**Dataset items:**
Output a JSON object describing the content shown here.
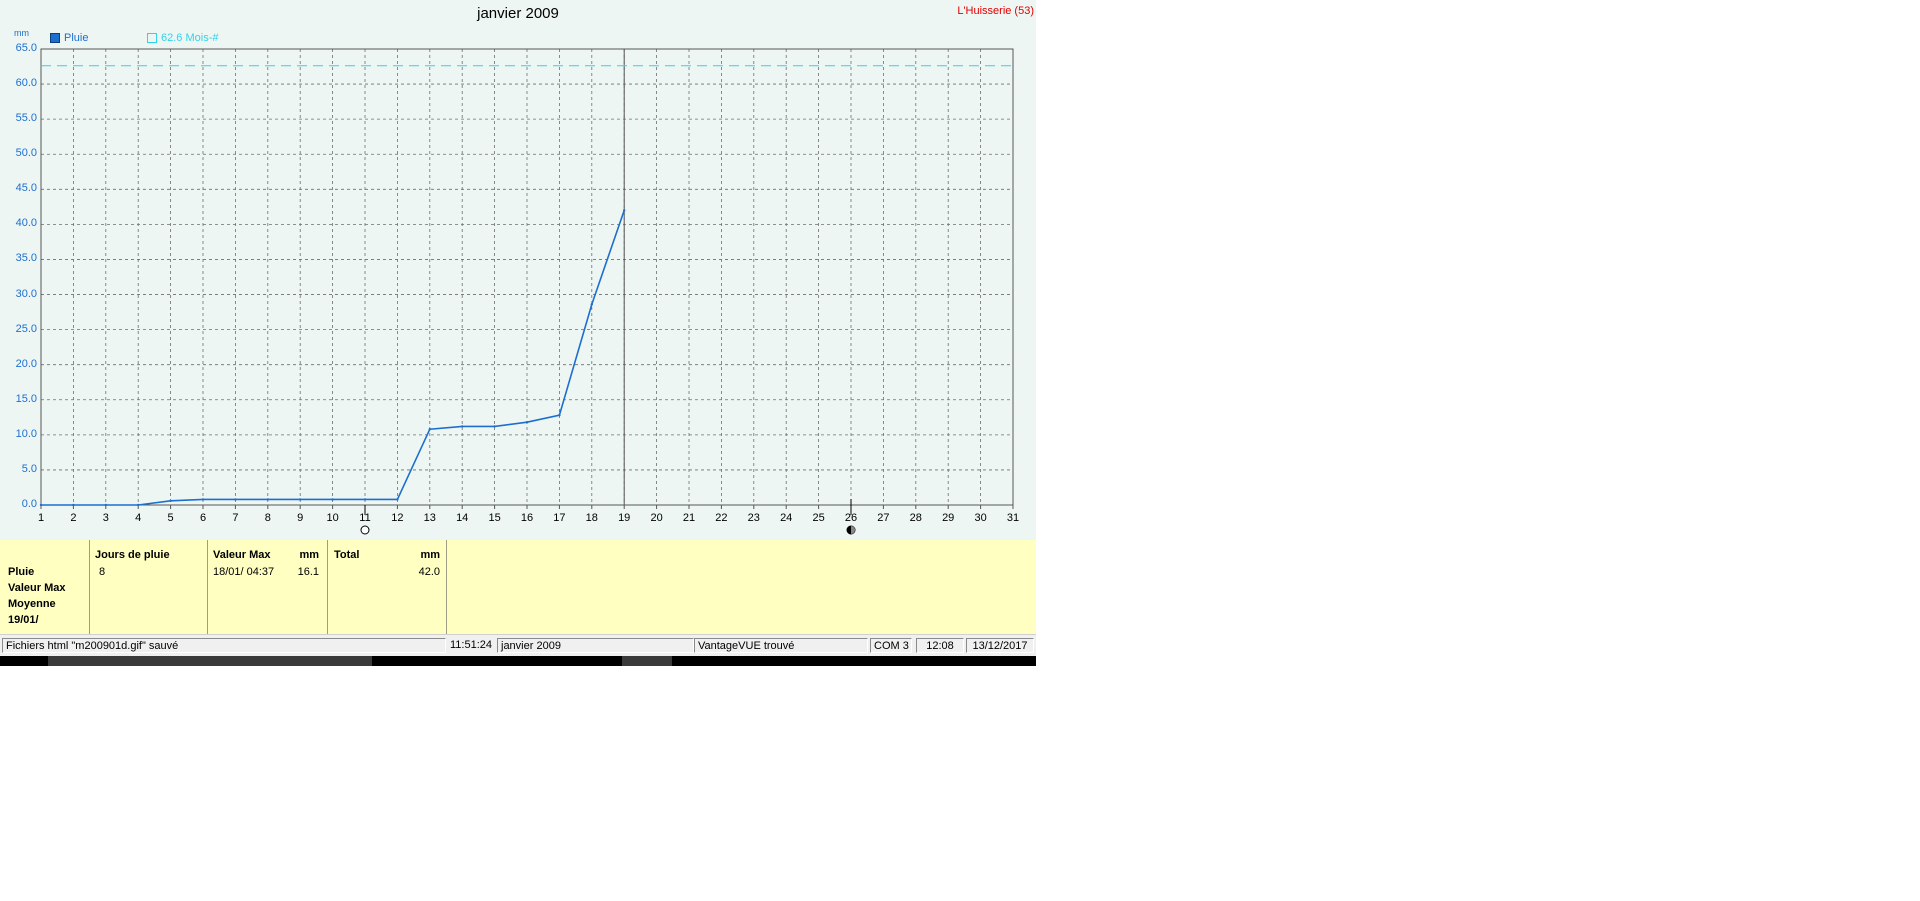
{
  "chart_data": {
    "type": "line",
    "title": "janvier 2009",
    "ylabel": "mm",
    "ylim": [
      0,
      65
    ],
    "ytick_step": 5,
    "xlim": [
      1,
      31
    ],
    "x_ticks": [
      1,
      2,
      3,
      4,
      5,
      6,
      7,
      8,
      9,
      10,
      11,
      12,
      13,
      14,
      15,
      16,
      17,
      18,
      19,
      20,
      21,
      22,
      23,
      24,
      25,
      26,
      27,
      28,
      29,
      30,
      31
    ],
    "y_ticks": [
      "0.0",
      "5.0",
      "10.0",
      "15.0",
      "20.0",
      "25.0",
      "30.0",
      "35.0",
      "40.0",
      "45.0",
      "50.0",
      "55.0",
      "60.0",
      "65.0"
    ],
    "grid": true,
    "legend_placement": "top-left",
    "current_day": 19,
    "new_moon_day": 11,
    "full_moon_day": 26,
    "series": [
      {
        "name": "Pluie",
        "color": "#1c6fcf",
        "x": [
          1,
          2,
          3,
          4,
          5,
          6,
          7,
          8,
          9,
          10,
          11,
          12,
          13,
          14,
          15,
          16,
          17,
          18,
          19
        ],
        "values": [
          0,
          0,
          0,
          0,
          0.6,
          0.8,
          0.8,
          0.8,
          0.8,
          0.8,
          0.8,
          0.8,
          10.8,
          11.2,
          11.2,
          11.8,
          12.8,
          28.6,
          42.0
        ]
      },
      {
        "name": "62.6 Mois-#",
        "color": "#2fd4ea",
        "style": "dashed",
        "x": [
          1,
          31
        ],
        "values": [
          62.6,
          62.6
        ]
      }
    ]
  },
  "header": {
    "title": "janvier 2009",
    "station": "L'Huisserie (53)",
    "unit": "mm"
  },
  "legend": {
    "rain_label": "Pluie",
    "ref_label": "62.6 Mois-#"
  },
  "stats": {
    "row_labels": [
      "Pluie",
      "Valeur Max",
      "Moyenne",
      "19/01/"
    ],
    "days_header": "Jours de pluie",
    "days_value": "8",
    "max_header": "Valeur Max",
    "max_unit": "mm",
    "max_date": "18/01/  04:37",
    "max_value": "16.1",
    "total_header": "Total",
    "total_unit": "mm",
    "total_value": "42.0"
  },
  "statusbar": {
    "message": "Fichiers html  \"m200901d.gif\"  sauvé",
    "time": "11:51:24",
    "period": "janvier 2009",
    "device": "VantageVUE trouvé",
    "port": "COM 3",
    "clock": "12:08",
    "date": "13/12/2017"
  }
}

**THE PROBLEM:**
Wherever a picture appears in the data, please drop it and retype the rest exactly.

**ANSWER BELOW:**
Output a JSON object describing the content shown here.
{
  "chart_data": {
    "type": "line",
    "title": "janvier 2009",
    "ylabel": "mm",
    "ylim": [
      0,
      65
    ],
    "ytick_step": 5,
    "xlim": [
      1,
      31
    ],
    "x_ticks": [
      1,
      2,
      3,
      4,
      5,
      6,
      7,
      8,
      9,
      10,
      11,
      12,
      13,
      14,
      15,
      16,
      17,
      18,
      19,
      20,
      21,
      22,
      23,
      24,
      25,
      26,
      27,
      28,
      29,
      30,
      31
    ],
    "y_ticks": [
      "0.0",
      "5.0",
      "10.0",
      "15.0",
      "20.0",
      "25.0",
      "30.0",
      "35.0",
      "40.0",
      "45.0",
      "50.0",
      "55.0",
      "60.0",
      "65.0"
    ],
    "grid": true,
    "legend_placement": "top-left",
    "current_day": 19,
    "new_moon_day": 11,
    "full_moon_day": 26,
    "series": [
      {
        "name": "Pluie",
        "color": "#1c6fcf",
        "x": [
          1,
          2,
          3,
          4,
          5,
          6,
          7,
          8,
          9,
          10,
          11,
          12,
          13,
          14,
          15,
          16,
          17,
          18,
          19
        ],
        "values": [
          0,
          0,
          0,
          0,
          0.6,
          0.8,
          0.8,
          0.8,
          0.8,
          0.8,
          0.8,
          0.8,
          10.8,
          11.2,
          11.2,
          11.8,
          12.8,
          28.6,
          42.0
        ]
      },
      {
        "name": "62.6 Mois-#",
        "color": "#2fd4ea",
        "style": "dashed",
        "x": [
          1,
          31
        ],
        "values": [
          62.6,
          62.6
        ]
      }
    ]
  },
  "header": {
    "title": "janvier 2009",
    "station": "L'Huisserie (53)",
    "unit": "mm"
  },
  "legend": {
    "rain_label": "Pluie",
    "ref_label": "62.6 Mois-#"
  },
  "stats": {
    "row_labels": [
      "Pluie",
      "Valeur Max",
      "Moyenne",
      "19/01/"
    ],
    "days_header": "Jours de pluie",
    "days_value": "8",
    "max_header": "Valeur Max",
    "max_unit": "mm",
    "max_date": "18/01/  04:37",
    "max_value": "16.1",
    "total_header": "Total",
    "total_unit": "mm",
    "total_value": "42.0"
  },
  "statusbar": {
    "message": "Fichiers html  \"m200901d.gif\"  sauvé",
    "time": "11:51:24",
    "period": "janvier 2009",
    "device": "VantageVUE trouvé",
    "port": "COM 3",
    "clock": "12:08",
    "date": "13/12/2017"
  }
}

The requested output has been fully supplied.